[Dataset rows for apps and sites]
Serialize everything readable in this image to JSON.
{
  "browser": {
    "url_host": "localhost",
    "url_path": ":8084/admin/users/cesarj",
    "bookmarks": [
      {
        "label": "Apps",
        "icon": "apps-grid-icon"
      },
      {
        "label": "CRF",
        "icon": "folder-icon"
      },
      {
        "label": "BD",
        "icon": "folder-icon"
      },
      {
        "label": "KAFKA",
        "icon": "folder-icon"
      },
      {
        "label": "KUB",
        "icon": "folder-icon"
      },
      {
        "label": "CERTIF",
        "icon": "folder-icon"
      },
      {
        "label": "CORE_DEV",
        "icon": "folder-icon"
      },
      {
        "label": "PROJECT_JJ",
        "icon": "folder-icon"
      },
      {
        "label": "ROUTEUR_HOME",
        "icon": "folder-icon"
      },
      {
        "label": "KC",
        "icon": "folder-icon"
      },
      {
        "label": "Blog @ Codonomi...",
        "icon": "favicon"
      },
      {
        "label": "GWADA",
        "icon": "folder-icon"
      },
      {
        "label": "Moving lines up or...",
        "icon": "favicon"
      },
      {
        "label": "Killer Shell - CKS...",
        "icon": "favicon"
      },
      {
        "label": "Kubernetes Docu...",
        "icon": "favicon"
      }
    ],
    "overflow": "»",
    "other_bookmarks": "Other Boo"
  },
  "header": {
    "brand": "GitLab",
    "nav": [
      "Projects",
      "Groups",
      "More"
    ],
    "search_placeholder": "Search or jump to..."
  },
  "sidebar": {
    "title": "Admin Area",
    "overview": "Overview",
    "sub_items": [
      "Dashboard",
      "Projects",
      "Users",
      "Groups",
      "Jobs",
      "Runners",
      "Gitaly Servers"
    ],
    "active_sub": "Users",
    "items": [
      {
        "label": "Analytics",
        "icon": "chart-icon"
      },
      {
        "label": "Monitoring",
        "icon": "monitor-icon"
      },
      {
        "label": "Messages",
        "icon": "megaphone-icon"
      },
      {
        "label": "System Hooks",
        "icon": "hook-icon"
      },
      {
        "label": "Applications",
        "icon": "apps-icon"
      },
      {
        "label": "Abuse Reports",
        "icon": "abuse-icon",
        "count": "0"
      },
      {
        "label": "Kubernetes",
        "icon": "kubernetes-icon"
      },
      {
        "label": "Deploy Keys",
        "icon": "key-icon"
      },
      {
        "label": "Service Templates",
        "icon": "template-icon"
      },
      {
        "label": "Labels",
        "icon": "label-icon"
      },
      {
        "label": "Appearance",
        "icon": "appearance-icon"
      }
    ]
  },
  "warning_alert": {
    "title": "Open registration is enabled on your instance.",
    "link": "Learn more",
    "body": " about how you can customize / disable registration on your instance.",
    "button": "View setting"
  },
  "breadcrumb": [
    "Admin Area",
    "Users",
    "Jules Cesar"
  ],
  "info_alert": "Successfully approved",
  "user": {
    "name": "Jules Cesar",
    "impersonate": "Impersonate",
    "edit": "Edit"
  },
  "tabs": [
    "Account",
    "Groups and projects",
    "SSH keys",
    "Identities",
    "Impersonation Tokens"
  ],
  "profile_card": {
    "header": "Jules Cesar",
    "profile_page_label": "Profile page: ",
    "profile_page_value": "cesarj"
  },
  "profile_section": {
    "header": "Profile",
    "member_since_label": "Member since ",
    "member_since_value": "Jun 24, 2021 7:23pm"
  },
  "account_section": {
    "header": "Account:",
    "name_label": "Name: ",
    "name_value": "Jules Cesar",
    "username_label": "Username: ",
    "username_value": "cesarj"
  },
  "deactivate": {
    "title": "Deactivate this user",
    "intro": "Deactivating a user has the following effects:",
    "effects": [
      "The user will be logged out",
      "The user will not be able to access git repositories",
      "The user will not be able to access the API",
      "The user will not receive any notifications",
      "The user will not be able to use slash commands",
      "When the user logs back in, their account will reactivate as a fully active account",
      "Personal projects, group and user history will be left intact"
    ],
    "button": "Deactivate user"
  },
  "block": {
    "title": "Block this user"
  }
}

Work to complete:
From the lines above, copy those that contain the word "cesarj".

Exercise response:
    "url_path": ":8084/admin/users/cesarj",
    "profile_page_value": "cesarj"
    "username_value": "cesarj"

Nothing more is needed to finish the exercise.